If you've worked the host stand in a restaurant, you know that feeling when you call a party's name, and no-one responds. All too often, when the wait is too long or inefficient, customers get frustrated, give up, and go somewhere else. Not only did you lose their business that day, if your wait seemed unduly long or unfair, you've also jeopardized the chances that the customer will return. This is why efficient crowd control solutions are crucial for effective restaurant management. Implementing a guest-focused waitlist solution like WAIT'N can reduce the overall wait time, and increase guest satisfaction, effectively driving repeat business.
WAIT'N changes the way guests feel about waiting by engaging them with an interactive web-app, accessible from a link sent via SMS when they join your waitlist. Unlike other solutions that burden the guest to download an app to even monitor their place in line, WAIT'N works on any phone, and on any browser in a matter of seconds, without the wasted time of downloading something new. From the customer dashboard, guests can discover more of your venue's services, see local attractions, modify their party information, cancel their reservation, and a whole lot more. Of the 85% of total guests that view their place in line, 95% have more than 4 interactions with the app per visit.
In addition, WAIT'N uses AI heuristics to learn your venue's customer flow in order to effectively determine the anticipated wait for each party, and displays this information prominently. This information is relayed to the customer dashboard in real-time, along with the customer's spot in line, how many parties and guests are ahead of them, and how many people are waiting in total. With all of this information, the customer is always informed about how long they should expect to wait for service, how fast the line is moving, and why the wait is so long. In addition, this information is also relayed to the staff dashboard so that hosts and door persons can inform guests of wait times before they choose to get on the wait list.
Unlike other waitlist apps, WAIT'N calculates a "no-show likelihood" metric for each guest party, and displays this information to staff. The metric consists of geo-location data and interaction data collected whenever a guest checks their place in line. With geo-location and interaction data we are able to predict with high accuracy the probability that a party will return to the venue when they are paged. When you're at capacity, getting through the waitlist quickly is immensely important, and wasting time waiting for parties that aren't going to show up is costly and inefficient. WAIT'N gives door persons the confidence to page parties earlier than normal, in order to remove them from from the list when their likelihood to no-show is high.

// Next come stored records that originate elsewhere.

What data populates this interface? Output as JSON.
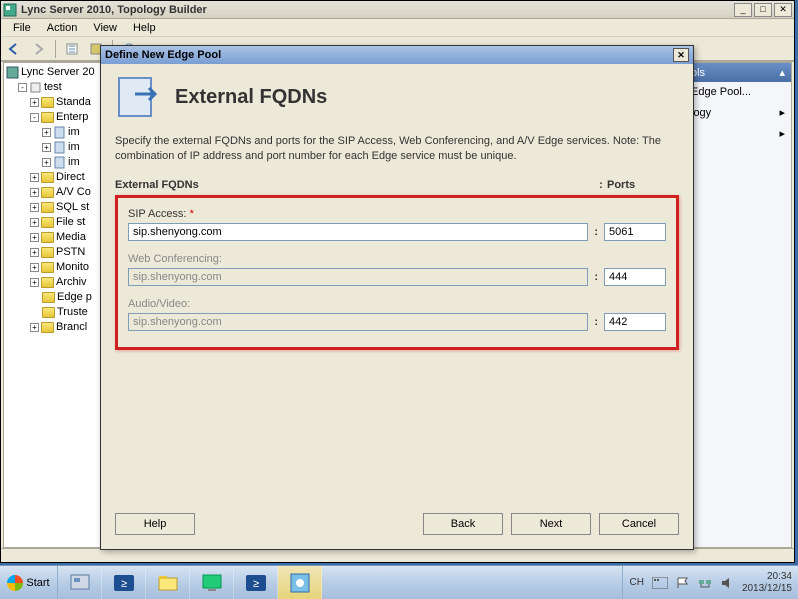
{
  "window": {
    "title": "Lync Server 2010, Topology Builder",
    "menu": [
      "File",
      "Action",
      "View",
      "Help"
    ]
  },
  "tree": {
    "root": "Lync Server 20",
    "test": "test",
    "items": [
      "Standa",
      "Enterp",
      "im",
      "im",
      "im",
      "Direct",
      "A/V Co",
      "SQL st",
      "File st",
      "Media",
      "PSTN",
      "Monito",
      "Archiv",
      "Edge p",
      "Truste",
      "Brancl"
    ]
  },
  "right": {
    "header": "ols",
    "i1": "Edge Pool...",
    "i2": "logy"
  },
  "dialog": {
    "title": "Define New Edge Pool",
    "heading": "External FQDNs",
    "desc": "Specify the external FQDNs and ports for the SIP Access, Web Conferencing, and A/V Edge services. Note: The combination of IP address and port number for each Edge service must be unique.",
    "col1": "External FQDNs",
    "col2": "Ports",
    "sip_label": "SIP Access:",
    "sip_fqdn": "sip.shenyong.com",
    "sip_port": "5061",
    "web_label": "Web Conferencing:",
    "web_fqdn": "sip.shenyong.com",
    "web_port": "444",
    "av_label": "Audio/Video:",
    "av_fqdn": "sip.shenyong.com",
    "av_port": "442",
    "help": "Help",
    "back": "Back",
    "next": "Next",
    "cancel": "Cancel"
  },
  "taskbar": {
    "start": "Start",
    "lang": "CH",
    "time": "20:34",
    "date": "2013/12/15"
  }
}
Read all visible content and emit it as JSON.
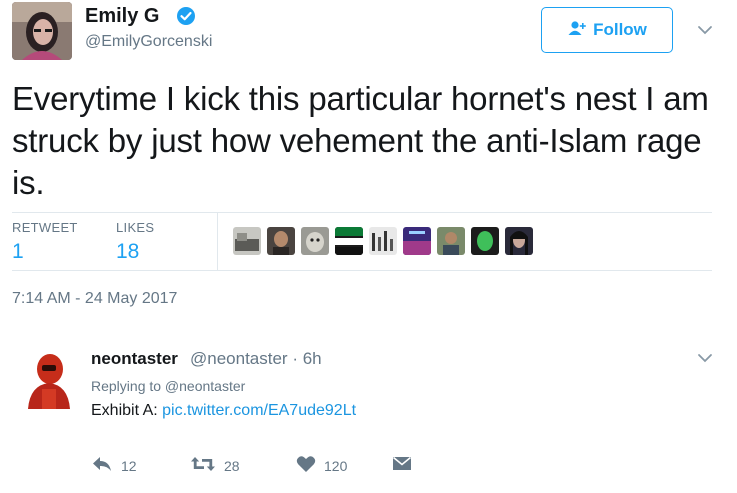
{
  "tweet": {
    "author_name": "Emily G",
    "author_handle": "@EmilyGorcenski",
    "follow_label": "Follow",
    "text": "Everytime I kick this particular hornet's nest I am struck by just how vehement the anti-Islam rage is.",
    "retweet_label": "RETWEET",
    "retweet_count": "1",
    "likes_label": "LIKES",
    "likes_count": "18",
    "timestamp": "7:14 AM - 24 May 2017",
    "liker_avatars": 9
  },
  "reply": {
    "author_name": "neontaster",
    "author_handle_time": "@neontaster · 6h",
    "replying_to": "Replying to @neontaster",
    "text_prefix": "Exhibit A: ",
    "link": "pic.twitter.com/EA7ude92Lt",
    "reply_count": "12",
    "retweet_count": "28",
    "like_count": "120"
  },
  "colors": {
    "accent": "#1da1f2",
    "secondary_text": "#657786",
    "divider": "#e1e8ed"
  },
  "icons": [
    "verified-badge-icon",
    "add-user-icon",
    "chevron-down-icon",
    "reply-icon",
    "retweet-icon",
    "heart-icon",
    "direct-message-icon"
  ]
}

This has the effect of reducing overall wait times, and is an effective way to prevent other guests from 'reneging' on their wait. At the same time, because the line that does exist (to check ID's or get added to the waitlist) appears relatively short and fast moving, most visitors are willing to add themselves to the digital waitlist, effectively reducing 'balking' to almost zero.